The epidemic of bubonic plague that struck northern Italy in 1630-1631 is known as one of the most violent of the modern age. It was Sukkot of the year 5391 when it hit the Jewish ghetto of Padua—one of Italy’s most ancient cities and the most ancient of all the Veneto region—and exacted a terrible toll from the Jewish community.
Preventive action was taken: halting all trade exchanges with the non-Jews, introducing social distancing in the three synagogues, hiring doctors to treat the sick at their homes, cleaning up the streets of the ghetto, bringing food and other supplies directly to the inhabitants. Yet all of that did not stop the plague from halving the population of the ghetto. At the onset of the epidemic 721 Jews lived in the ghetto. Of those, 421 died of the plague, 213 became ill and then recovered, and only 75 were never infected.
Nowadays we hear more and more about “resilience”, understood as people’s ability to deal with, and overcome, particularly difficult circumstances. What were, then, the proactive measures taken by Paduan Jews to counter the aggressiveness of the plague, the inadequate treatments available, the terror and sorrow of helplessly watching relatives and friends die day after day? What did they actually do?
Two leading factors brought about the end of the epidemic and halted Jewish deaths one full month earlier than in the rest of the city. The first was the decision to build a special lazaretto for Jewish patients only. The second was to use rented premises to disinfect all goods coming from the homes of the victims in the ghetto.
Rabbi Avraham Catalano wrote a very accurate chronicle of those events providing a wealth of details about every single aspect of those two terrible years. As far as we now know, his Libro de la peste che fu in Padova nel año 5391 (“Book of the plague that occurred in Padua in the year 5391”) is the world’s only Italian-language manuscript in the Olam Hafuch, the well-known Hebrew version of the famous journal of the plague in the ghetto.
In the summer of 1631, at the height of the epidemic, ghetto leaders were summoned by the superintendents (“Provveditori”) and governors (“Rettori”) of Padua, tasked by the Venice authorities with administering the city then under Venetian rule. Thus, they ordered the ghetto leaders to build a lazaretto out of town to take in all sick Jews, as they were not allowed into the Christian lazaretto, located near the Brentelle area.
At first, leaders of the Jewish Community were perplexed. Not only did the city authorities ask Jews to undertake the construction—they were also expected to bear its full cost. On this point, Catalano’s chronicle describes the bargaining that took place. Initially, the Provveditori and the Rettori were inflexible, but in the end they were persuaded to accept a compromise. After hearing from the Jewish leaders that in the Venice ghetto the Jews treated the sick directly in their homes, they allowed them to build the special lazaretto in the area of Porta Savonarola, not too far from the Padua ghetto. In turn, the heads of Padua’s Jewish community agreed to provide the lazaretto with every necessity, including beds, mattresses and bedclothes. Moreover, Catalano reported, they undertook the funding of the new hospital thanks to the generosity of Jewish community members, who donated foodstuffs on a weekly basis and funds to finance the building and to pay the doctors.

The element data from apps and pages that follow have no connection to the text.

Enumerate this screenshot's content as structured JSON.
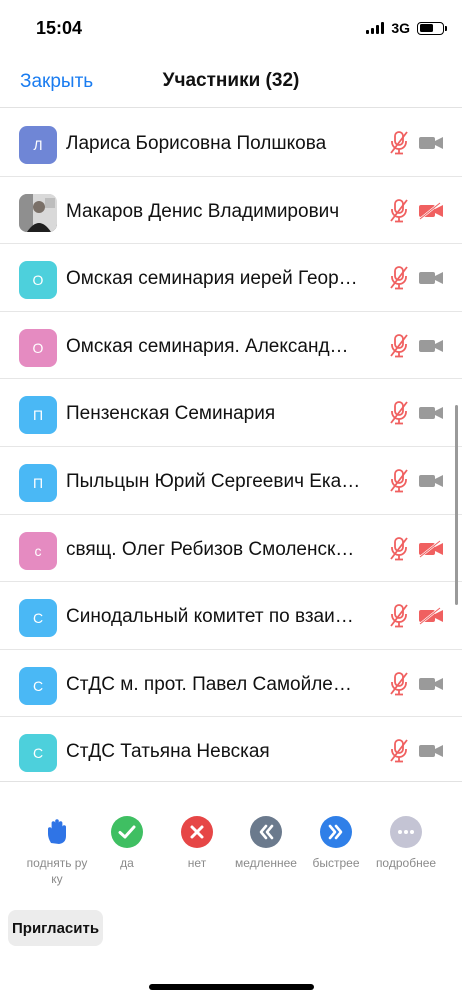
{
  "status_bar": {
    "time": "15:04",
    "network": "3G",
    "battery_level": 0.6
  },
  "nav": {
    "close_label": "Закрыть",
    "title": "Участники (32)",
    "accent_color": "#1a7cf0"
  },
  "participants": [
    {
      "initial": "Л",
      "avatar_color": "#6f86d6",
      "name": "Лариса Борисовна Полшкова",
      "mic_muted": true,
      "video_off": false
    },
    {
      "initial": "",
      "avatar_type": "photo",
      "name": "Макаров Денис Владимирович",
      "mic_muted": true,
      "video_off": true
    },
    {
      "initial": "О",
      "avatar_color": "#4dd0dc",
      "name": "Омская семинария иерей Геор…",
      "mic_muted": true,
      "video_off": false
    },
    {
      "initial": "О",
      "avatar_color": "#e58bc1",
      "name": "Омская семинария. Александ…",
      "mic_muted": true,
      "video_off": false
    },
    {
      "initial": "П",
      "avatar_color": "#4ab8f5",
      "name": "Пензенская Семинария",
      "mic_muted": true,
      "video_off": false
    },
    {
      "initial": "П",
      "avatar_color": "#4ab8f5",
      "name": "Пыльцын Юрий Сергеевич Ека…",
      "mic_muted": true,
      "video_off": false
    },
    {
      "initial": "с",
      "avatar_color": "#e58bc1",
      "name": "свящ. Олег Ребизов Смоленск…",
      "mic_muted": true,
      "video_off": true
    },
    {
      "initial": "С",
      "avatar_color": "#4ab8f5",
      "name": "Синодальный комитет по взаи…",
      "mic_muted": true,
      "video_off": true
    },
    {
      "initial": "С",
      "avatar_color": "#4ab8f5",
      "name": "СтДС м. прот. Павел Самойле…",
      "mic_muted": true,
      "video_off": false
    },
    {
      "initial": "С",
      "avatar_color": "#4dd0dc",
      "name": "СтДС Татьяна Невская",
      "mic_muted": true,
      "video_off": false
    }
  ],
  "reactions": [
    {
      "icon": "raise-hand-icon",
      "label": "поднять руку",
      "color": "#2f74e6"
    },
    {
      "icon": "checkmark-icon",
      "label": "да",
      "color": "#3fbf62"
    },
    {
      "icon": "cross-icon",
      "label": "нет",
      "color": "#e64646"
    },
    {
      "icon": "rewind-icon",
      "label": "медленнее",
      "color": "#6b7a8d"
    },
    {
      "icon": "fast-forward-icon",
      "label": "быстрее",
      "color": "#2f7fe8"
    },
    {
      "icon": "more-icon",
      "label": "подробнее",
      "color": "#c4c4d4"
    }
  ],
  "invite_label": "Пригласить",
  "colors": {
    "muted_red": "#f06060",
    "camera_gray": "#9a9a9a"
  }
}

The Provveditore also ordered the Jewish community leaders to rent premises where goods from the homes of the plague victims would be disinfected. The community leaders took responsibility for sorting out items that could be disinfected from others—such as furniture, featherbeds and leather objects—that were later burned on bonfires lit on the city walls. Thus, by hiring trusted persons and paying them a daily salary, Paduan Jews took the final step out of the terrible plague.
All the measures undertaken were accurately recorded by Rabbi Catalano in his invaluable book—written in September 1631, as he himself states—that was recently found in the archives of the Jewish community of Padua. In the book we also read how new employees went from house to house, identifying the objects to be disinfected or burned, loading them onto special carts and then thoroughly cleaning all dwellings. Catalano’s chronicle even provides lists of all items sent to disinfection and returned months later to their owners.
Thus, although the epidemic was raging more violently than ever at that time, between late July and late August 1631 the numbers of infected ghetto dwellers decreased considerably, and deaths among Jews ceased completely towards the end of August.
This is how the Jews of the Padua ghetto joined together in those tragic circumstances and created the closely-knit network of solidarity, trust and cooperation that allowed them to emerge from the plague epidemic of 1630-1631.
Rebecca Locci attended Padua University of Padua, where in the academic year 2020-2021 she obtained her Masters Degree in Historical Sciences with a score of 110/110 cum laude by discussing her dissertation in History of the Republic of Venice, entitled The management of the plague in 1631 in the Jewish ghetto of Padua in Avraham Catalano’s chronicle.
(English translation by Marina Astrologo)